Jeep Renegade 2020 review
Our Rating


Jeep Renegade 2020 review

Is the Jeep Renegade good enough to rival the best that the compact crossover segment has to offer?


With the compact crossover market expanding at a rapid rate, it wasn’t a big surprise that long-running 4x4 manufacturer Jeep decided to diversify its line-up in 2015 – launching the funky Renegade.

With truly chunky off-road styling that buyers crave (more convincing than most cars in this market) and genuine off-road ability, this is an appealing proposition that has plenty of appeal to buyers.

Sharing its underpinnings with the Fiat 500X, Jeep facelifted the model in 2018 with revised styling, new LED lighting and the introduction of new petrol engines that offer both improved performance and efficiency. But can these changes elevate the Renegade further up the crossover class rankings?

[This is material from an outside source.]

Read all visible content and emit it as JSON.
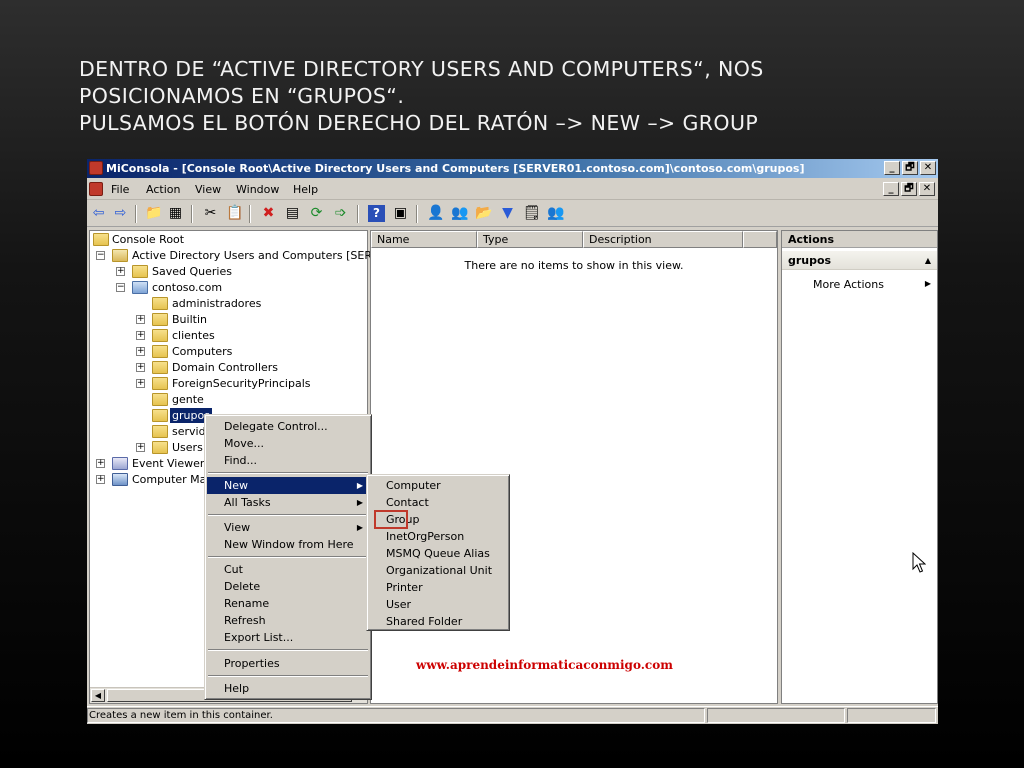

This latest Renegade features an all-new line-up of petrol engines, with buyers able to choose between a 118bhp 1.0-litre unit and 148bhp 1.3-litre engine – each being turbocharged and sending power to the front wheels.

It’s the three-cylinder 1.0-litre petrol engine that’s powering our test car, which is paired to a six-speed manual transmission. It’s the slowest engine in the line-up – managing the 0-60mph sprint in 11 seconds and reaching a top speed of 115mph. And while not being especially efficient, Jeep claims CO2 emissions of 138g/km.

It’s a flexible unit, offering plenty of power across the rev range that proves plentiful around town, though it’s not particularly refined at higher speeds.

A more powerful 148bhp 1.3-litre petrol engine is also available, while there are plenty of diesel engines on offer, with the more powerful options available with four-wheel-drive for extra off-roading ability.

Ride and handling

The Renegade never was one of the best cars to drive in its class on road, and this facelift has not done a great deal to change that.

The new petrol engines are a great introduction to the line-up, though the steering is still a bit vague while the ride isn’t particularly comfortable at higher speeds, meaning the Renegade is a far more accomplished model for inner-city duties.

However, what it does offer is impressive off-roading ability that is just about unique to the sector – everything else offering rugged looks tends to lack the ability to back that styling up.

Interior and equipment

Jeep mirrors the Renegade’s boxy styling on the inside, too, though it can be difficult to find the perfect driving position. That does at least mean that headroom is particularly generous for rear seat passengers, though.

While the material quality isn’t class-leading, with hard plastics appearing in places, it’s forgivable on the Renegade as it’s the entry point to the Jeep range.

However, what the Renegade offers plenty of is funky design. Look around the cabin and you’ll see numerous cues to Jeep’s iconic image and heritage, with various Jeep logos discreetly placed throughout the interior.

While Jeep tends to offer a number of special editions, there are four key trim levels that remain consistent.

Beginning with Sport, featuring a five-inch touchscreen, cruise control and air-conditioning, which mean the Renegade is decently equipped for the price. Longitude brings a larger touchscreen with smartphone mirroring, as well as rear parking sensors and climate control.

If you fancy something plusher try the Limited, which gains leather upholstery, a digital instrument cluster and adaptive cruise control. Meanwhile the range-topping Trailhawk gains a series of rugged settings – including hill descent control, revised suspension and 17-inch alloy wheels with off-road tyres.


Prices for the Renegade start from an affordable £19,745, though you really want to be opting for the Limited version, which is still priced from a reasonable £22,445. Unlike rivals, you don’t get any particularly underpowered engines, meaning that all should prove to be plentiful for most.

However, if you really want it to go off-road, you have to be prepared to pay a steep price. The range-topping Trailhawk with all its off-road gubbins costs from £31,655 – rather a lot of money for a compact crossover


Jeep has certainly made a good job with this facelifted Renegade – introducing a smarter look and impressive new petrol engines. However, it’s still off the pace in certain areas, with the ride and refinement being particularly weak.

But while the Renegade might not be class-leading, it’s an appealing and different proposition in the crossover class – bringing funky styling and the option to have genuine off-roading ability.